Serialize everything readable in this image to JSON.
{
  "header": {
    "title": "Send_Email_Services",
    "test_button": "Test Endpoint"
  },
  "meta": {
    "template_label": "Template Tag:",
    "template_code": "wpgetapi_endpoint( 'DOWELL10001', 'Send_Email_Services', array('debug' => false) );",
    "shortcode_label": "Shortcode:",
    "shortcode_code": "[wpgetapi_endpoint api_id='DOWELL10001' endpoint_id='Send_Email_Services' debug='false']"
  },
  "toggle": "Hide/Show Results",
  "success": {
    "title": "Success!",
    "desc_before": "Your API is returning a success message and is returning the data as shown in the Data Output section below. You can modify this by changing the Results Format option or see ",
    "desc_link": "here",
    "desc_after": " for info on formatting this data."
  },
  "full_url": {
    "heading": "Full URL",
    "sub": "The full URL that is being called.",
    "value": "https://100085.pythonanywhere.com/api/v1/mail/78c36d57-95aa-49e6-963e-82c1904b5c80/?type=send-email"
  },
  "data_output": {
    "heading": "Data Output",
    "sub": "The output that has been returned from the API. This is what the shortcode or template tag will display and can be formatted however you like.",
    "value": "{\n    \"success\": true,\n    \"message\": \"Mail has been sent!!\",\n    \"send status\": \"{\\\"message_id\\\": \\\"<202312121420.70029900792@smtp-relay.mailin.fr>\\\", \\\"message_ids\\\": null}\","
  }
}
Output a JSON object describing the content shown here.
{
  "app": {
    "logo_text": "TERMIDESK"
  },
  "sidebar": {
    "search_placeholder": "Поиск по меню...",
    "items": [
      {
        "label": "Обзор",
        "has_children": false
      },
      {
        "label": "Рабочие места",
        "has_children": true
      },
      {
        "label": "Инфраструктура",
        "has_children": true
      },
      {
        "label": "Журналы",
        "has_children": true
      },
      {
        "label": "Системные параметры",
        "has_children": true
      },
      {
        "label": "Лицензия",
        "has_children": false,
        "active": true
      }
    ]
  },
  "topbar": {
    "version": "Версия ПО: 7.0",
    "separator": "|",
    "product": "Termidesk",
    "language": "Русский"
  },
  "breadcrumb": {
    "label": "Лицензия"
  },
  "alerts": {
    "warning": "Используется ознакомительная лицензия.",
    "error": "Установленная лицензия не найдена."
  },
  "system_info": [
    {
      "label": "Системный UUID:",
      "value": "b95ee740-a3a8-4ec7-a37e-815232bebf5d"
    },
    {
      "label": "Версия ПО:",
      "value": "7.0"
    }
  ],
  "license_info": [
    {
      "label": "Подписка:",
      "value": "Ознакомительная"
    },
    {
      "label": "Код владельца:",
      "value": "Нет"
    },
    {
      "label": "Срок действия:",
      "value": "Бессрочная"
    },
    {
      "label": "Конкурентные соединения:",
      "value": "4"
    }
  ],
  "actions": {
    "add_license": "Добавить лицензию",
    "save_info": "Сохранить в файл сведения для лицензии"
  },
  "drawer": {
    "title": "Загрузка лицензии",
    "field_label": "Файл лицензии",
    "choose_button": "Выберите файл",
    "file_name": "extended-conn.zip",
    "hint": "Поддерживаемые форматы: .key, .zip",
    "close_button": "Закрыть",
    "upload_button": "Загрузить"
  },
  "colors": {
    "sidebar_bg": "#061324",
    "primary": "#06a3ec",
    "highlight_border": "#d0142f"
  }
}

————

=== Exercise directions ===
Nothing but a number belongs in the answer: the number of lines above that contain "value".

=== Solved exercise ===
8